For the fist time in National Building Code history, Part 9: Energy Efficiency sets a minimum benchmark with Section 9.36. To achieve this, there are two optional compliance methods: Prescriptive or Performance.
The prescriptive approach allows the designer to "pick" appropriate envelope solutions from the tables and charts. There is provision made for limited trade-offs (i.e. increasing wall insulation to off-set limited u-value of stain glass custom window) whereas the performance option allows for the minimum efficiency target to be met through showing compliance through modelling (i.e. Hot2000). The performance path further allows the designer to take a more customized approach in meeting the minimum energy efficiency standard.
The minimum efficiency level targeted by 9.36 is approximately equivalent to an EnerGuide™ for New Homes 78 to 80.
National Building Code Section 9.36 also moves away from referencing nominal insulation values and is built around effective R-values. For example, an "extra credit" is available to wall assemblies wherein advanced framing (19.2 or 24"oc) or a layer of continuous exterior insulation is applied. Several industry partner associations have developed thermal assembly calculators to assist designers and professionals with identifying the correct effective R-value. One such tool is the Canadian Wood Councils Thermal Wall Calculator, currently available on the cwc.ca website.

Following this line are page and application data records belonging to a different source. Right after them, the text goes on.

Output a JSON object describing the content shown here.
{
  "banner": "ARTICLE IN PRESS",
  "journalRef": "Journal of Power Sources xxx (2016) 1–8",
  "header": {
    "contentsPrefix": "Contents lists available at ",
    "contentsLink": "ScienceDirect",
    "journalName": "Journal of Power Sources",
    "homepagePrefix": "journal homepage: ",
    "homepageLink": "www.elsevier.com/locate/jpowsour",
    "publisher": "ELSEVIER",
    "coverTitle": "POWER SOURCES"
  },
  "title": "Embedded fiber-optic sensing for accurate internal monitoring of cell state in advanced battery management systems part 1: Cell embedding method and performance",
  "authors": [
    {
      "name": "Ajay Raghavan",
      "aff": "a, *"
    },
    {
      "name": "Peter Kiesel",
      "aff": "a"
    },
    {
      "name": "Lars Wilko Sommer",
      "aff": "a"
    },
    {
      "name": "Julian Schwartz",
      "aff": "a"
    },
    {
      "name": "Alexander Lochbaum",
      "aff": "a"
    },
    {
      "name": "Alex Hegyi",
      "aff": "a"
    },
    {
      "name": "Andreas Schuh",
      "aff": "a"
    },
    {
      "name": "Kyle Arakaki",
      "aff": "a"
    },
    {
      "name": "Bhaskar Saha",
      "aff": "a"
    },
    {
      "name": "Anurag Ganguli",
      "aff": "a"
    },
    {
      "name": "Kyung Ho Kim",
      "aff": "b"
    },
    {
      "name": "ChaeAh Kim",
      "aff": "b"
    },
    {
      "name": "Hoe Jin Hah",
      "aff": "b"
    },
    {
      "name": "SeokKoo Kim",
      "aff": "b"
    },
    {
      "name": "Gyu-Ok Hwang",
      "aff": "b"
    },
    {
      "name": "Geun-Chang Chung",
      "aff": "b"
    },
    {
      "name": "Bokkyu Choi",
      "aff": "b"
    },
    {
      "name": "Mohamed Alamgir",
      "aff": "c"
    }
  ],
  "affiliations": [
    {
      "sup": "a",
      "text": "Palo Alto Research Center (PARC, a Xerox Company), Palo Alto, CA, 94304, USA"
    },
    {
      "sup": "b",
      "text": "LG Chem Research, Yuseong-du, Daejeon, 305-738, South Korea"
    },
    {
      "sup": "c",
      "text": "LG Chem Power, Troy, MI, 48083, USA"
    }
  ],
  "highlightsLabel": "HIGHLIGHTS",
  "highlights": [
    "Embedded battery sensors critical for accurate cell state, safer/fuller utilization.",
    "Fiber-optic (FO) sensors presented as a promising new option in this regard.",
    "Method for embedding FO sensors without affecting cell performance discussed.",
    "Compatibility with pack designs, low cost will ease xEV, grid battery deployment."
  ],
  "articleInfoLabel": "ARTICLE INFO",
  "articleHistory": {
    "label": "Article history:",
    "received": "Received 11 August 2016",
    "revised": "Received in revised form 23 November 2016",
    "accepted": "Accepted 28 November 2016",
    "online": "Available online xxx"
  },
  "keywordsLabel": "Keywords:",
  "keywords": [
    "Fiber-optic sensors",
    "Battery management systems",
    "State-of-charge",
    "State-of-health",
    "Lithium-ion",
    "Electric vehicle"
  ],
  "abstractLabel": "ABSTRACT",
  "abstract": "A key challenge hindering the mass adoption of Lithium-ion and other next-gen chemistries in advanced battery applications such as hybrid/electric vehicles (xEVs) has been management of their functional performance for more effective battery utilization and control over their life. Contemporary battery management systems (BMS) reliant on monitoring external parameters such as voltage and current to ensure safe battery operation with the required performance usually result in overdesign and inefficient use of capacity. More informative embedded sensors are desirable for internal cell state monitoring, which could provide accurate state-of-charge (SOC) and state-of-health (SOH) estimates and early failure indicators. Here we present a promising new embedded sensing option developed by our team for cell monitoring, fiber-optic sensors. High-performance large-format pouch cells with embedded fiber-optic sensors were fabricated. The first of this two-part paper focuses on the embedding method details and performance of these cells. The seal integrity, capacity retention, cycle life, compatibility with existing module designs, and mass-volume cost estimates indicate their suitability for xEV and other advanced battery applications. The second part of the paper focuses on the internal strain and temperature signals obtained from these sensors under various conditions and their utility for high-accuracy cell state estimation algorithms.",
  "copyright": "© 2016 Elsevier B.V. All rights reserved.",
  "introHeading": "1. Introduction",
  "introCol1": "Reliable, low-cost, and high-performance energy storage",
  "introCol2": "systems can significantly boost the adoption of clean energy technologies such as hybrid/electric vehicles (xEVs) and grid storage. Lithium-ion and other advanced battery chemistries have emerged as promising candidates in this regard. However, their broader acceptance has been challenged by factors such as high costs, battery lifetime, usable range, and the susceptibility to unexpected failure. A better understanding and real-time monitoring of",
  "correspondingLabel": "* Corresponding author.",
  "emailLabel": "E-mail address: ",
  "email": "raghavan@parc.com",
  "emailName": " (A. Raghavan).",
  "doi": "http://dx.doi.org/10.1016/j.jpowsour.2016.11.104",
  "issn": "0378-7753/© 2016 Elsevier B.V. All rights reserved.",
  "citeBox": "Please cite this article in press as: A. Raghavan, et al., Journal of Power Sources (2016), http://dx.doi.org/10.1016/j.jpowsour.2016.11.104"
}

Within the prescriptive path, Heat Recovery Ventilation (HRV) is encouraged as an option; when an HRV or ERV is used the minimum thermal value of the envelope assembly can be slightly reduced or optimized. Additionally, air barrier effectiveness and importance are reinforced by new inspection requirements. Under the performance path there is recognition of actual air leakage test results (blower door) and the significant impact on energy consumption. Along with the envelope enhancements, minimum mechanical efficiencies are also part of the prescriptive requirements; 92% Furnaces, 0.67EF water heaters and 14.5 SEER A/C when applicable.
The minimum energy efficiency level targeted by the National Building Code Section 9.36 is approximately equivalent to an EnerGuide™ for New Homes 78 to 80 (applying HOT2000 10.51 with a range of housing types from attached to detached). It is interesting to note that just a decade ago this was approximately the baseline energy efficiency of R2000 homes in Canada.
If one were to look closely at nearly every heat loss calculation for average new homes in Canada it becomes quickly apparent that 25% to 40% of all heat loss is associated with ventilation and air leakage. There is a noteworthy synergy that will occur in these new homes with enhanced thermal assemblies, HRV and enhanced air tightness performance.
It is advisable that designers of homes under the new National Building Code Section 9.36 should also be reviewing the altered load calculations and subsequent air system or delivery system designs to appropriately account for these new energy efficiency details. Lower heating and cooling loads need right-sized mechanical equipment to minimize the effects of short cycling (uneven temperatures in home and limited equipment operational life). The new CSA F280-2012 will significantly help designers address these new energy efficient residences
By Andrew Oding, Senior Building Science Associate
Originally published in Industry Leaders Speak: Ten Members of the Residential Construction Industry Share Their Insights and Opinions by Judy Penz Sheluk